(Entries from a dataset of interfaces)
════════════════
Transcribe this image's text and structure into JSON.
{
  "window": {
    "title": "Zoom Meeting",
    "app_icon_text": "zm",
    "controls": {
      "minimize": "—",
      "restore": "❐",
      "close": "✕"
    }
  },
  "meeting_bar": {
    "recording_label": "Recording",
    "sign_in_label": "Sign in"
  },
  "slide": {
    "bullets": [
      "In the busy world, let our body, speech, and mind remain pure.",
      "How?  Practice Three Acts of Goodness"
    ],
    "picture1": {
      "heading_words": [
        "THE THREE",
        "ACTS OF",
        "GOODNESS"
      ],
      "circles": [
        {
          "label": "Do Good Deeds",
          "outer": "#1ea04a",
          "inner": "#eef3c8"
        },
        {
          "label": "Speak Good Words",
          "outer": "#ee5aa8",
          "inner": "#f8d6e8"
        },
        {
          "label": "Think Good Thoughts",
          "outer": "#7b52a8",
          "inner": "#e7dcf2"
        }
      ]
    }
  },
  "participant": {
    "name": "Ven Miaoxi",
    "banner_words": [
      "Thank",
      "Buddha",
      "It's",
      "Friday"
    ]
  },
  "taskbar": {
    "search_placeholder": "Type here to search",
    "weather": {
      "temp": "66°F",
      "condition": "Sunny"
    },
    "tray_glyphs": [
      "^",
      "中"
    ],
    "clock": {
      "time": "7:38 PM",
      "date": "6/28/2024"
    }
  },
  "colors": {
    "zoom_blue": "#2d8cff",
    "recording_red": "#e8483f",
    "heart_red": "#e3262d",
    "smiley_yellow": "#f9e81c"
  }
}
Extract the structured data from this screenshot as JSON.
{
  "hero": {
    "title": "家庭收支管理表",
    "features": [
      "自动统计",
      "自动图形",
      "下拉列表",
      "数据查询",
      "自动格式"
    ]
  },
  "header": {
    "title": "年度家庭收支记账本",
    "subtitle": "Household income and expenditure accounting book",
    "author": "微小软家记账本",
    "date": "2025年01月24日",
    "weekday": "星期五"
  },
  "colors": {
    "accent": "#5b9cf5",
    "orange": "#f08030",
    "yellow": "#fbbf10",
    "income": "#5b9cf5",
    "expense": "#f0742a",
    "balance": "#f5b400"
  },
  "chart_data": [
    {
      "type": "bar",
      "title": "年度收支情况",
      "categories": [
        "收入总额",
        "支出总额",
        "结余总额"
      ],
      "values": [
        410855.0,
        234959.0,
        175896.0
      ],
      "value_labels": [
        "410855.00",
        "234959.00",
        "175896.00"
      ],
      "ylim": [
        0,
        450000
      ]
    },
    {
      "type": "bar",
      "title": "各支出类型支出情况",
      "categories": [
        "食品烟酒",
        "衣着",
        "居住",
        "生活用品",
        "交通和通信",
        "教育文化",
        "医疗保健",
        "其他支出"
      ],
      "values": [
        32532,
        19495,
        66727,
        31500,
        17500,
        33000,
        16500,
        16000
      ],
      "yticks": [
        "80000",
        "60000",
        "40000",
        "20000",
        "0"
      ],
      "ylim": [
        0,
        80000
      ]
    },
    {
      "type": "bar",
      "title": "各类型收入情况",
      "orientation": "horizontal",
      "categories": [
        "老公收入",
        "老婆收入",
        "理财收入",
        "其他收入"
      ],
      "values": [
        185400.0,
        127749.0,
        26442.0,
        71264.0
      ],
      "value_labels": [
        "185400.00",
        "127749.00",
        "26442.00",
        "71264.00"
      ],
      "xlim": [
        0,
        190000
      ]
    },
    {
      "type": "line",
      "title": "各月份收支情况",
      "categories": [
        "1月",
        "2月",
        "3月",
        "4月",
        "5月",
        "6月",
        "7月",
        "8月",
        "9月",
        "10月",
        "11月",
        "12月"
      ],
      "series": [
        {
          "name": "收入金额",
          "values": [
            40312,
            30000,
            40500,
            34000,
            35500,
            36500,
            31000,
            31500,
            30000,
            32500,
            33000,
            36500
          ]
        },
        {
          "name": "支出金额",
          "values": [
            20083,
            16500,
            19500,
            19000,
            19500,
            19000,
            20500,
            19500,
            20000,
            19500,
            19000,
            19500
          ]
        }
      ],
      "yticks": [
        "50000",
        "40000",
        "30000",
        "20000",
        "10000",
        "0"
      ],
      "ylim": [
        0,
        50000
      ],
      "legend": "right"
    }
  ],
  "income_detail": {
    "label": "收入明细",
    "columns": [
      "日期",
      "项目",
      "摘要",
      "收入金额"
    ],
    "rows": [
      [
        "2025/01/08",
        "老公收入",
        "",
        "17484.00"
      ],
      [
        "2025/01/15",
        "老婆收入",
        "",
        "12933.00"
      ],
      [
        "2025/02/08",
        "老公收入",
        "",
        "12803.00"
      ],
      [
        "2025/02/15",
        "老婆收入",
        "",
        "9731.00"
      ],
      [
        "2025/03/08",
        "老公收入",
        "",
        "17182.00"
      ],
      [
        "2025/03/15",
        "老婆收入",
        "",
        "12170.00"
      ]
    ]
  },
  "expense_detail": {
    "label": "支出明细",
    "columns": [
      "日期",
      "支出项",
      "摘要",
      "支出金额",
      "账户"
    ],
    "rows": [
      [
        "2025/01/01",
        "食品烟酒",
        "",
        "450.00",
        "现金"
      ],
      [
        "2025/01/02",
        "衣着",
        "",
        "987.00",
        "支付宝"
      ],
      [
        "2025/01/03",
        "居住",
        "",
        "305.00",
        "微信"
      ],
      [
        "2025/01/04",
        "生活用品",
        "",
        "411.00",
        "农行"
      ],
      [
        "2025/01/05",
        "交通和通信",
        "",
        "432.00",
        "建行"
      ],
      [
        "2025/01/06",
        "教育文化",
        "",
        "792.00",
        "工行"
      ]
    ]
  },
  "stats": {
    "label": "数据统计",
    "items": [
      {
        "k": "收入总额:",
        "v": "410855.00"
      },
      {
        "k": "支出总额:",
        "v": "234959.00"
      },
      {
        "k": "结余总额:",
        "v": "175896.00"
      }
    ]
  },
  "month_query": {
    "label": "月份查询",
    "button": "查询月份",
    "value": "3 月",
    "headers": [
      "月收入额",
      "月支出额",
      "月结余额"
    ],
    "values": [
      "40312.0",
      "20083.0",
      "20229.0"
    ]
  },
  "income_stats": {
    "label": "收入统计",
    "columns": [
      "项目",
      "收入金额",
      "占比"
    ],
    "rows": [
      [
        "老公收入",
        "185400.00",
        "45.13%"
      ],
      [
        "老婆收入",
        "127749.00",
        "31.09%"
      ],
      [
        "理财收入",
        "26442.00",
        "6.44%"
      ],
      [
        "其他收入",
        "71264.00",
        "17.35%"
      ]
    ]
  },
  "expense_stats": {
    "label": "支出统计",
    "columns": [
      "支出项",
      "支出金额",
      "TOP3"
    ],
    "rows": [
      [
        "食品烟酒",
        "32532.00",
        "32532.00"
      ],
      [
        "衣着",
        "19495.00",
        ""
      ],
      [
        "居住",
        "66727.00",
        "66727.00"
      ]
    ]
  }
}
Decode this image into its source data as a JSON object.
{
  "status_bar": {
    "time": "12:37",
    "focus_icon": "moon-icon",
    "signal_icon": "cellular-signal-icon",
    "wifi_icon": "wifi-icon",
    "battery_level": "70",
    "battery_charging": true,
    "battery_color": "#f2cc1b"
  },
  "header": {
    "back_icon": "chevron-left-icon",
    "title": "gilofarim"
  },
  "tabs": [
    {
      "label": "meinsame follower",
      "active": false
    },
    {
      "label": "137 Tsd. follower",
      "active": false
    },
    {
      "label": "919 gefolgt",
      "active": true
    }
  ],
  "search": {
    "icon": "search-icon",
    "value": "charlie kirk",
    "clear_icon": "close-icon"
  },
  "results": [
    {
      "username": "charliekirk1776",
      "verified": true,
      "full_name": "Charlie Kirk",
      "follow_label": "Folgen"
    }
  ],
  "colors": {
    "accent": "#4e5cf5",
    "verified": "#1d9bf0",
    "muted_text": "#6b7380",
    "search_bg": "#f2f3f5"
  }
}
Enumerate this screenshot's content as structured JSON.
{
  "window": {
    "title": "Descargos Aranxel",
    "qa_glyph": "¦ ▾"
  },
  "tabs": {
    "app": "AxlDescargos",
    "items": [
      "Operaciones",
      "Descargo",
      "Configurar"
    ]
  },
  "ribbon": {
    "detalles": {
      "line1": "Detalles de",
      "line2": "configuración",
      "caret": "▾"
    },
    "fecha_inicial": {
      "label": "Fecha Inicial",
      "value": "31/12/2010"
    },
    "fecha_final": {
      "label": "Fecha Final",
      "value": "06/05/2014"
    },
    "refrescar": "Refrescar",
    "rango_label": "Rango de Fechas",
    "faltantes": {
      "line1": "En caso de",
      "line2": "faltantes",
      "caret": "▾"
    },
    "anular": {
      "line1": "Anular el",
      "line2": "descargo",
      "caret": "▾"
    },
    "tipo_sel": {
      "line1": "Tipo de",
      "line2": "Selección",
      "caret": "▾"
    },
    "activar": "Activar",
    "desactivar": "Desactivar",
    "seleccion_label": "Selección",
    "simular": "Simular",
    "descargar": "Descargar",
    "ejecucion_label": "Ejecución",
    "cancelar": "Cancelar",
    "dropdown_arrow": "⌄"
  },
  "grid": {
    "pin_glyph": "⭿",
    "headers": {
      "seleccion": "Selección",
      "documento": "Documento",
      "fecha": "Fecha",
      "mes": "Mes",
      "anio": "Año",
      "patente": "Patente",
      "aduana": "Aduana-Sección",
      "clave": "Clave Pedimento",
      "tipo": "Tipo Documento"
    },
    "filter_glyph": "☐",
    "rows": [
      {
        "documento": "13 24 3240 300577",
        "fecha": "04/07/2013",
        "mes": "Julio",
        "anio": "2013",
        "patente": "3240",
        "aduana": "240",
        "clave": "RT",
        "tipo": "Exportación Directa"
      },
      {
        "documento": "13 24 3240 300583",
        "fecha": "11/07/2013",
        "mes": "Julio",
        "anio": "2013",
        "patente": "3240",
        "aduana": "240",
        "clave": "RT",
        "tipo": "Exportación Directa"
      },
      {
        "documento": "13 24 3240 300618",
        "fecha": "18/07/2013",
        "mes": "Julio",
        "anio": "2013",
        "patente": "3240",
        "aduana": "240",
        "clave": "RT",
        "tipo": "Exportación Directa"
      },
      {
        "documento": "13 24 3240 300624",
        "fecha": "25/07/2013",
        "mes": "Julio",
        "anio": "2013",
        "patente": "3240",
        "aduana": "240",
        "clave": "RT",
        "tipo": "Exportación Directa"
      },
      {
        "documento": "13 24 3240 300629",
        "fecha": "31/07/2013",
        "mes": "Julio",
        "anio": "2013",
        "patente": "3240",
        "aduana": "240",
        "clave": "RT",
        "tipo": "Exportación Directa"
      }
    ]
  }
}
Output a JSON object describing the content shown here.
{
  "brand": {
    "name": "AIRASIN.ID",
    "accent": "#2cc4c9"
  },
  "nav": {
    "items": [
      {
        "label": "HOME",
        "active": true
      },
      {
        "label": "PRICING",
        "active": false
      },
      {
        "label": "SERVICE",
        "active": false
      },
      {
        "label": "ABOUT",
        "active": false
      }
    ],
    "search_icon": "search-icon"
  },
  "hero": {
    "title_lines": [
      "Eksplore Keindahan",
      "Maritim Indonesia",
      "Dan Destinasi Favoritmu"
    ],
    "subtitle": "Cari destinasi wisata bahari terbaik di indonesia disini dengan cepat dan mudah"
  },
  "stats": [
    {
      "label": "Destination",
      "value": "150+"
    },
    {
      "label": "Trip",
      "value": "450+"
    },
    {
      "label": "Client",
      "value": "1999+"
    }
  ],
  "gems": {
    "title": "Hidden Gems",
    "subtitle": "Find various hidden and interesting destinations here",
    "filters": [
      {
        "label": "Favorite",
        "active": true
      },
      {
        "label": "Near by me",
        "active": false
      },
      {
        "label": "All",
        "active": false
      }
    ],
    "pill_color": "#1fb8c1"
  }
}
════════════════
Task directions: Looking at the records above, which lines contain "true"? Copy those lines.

The completed task:
    "battery_charging": true,
      "active": true
      "verified": true,
        "active": true
        "active": true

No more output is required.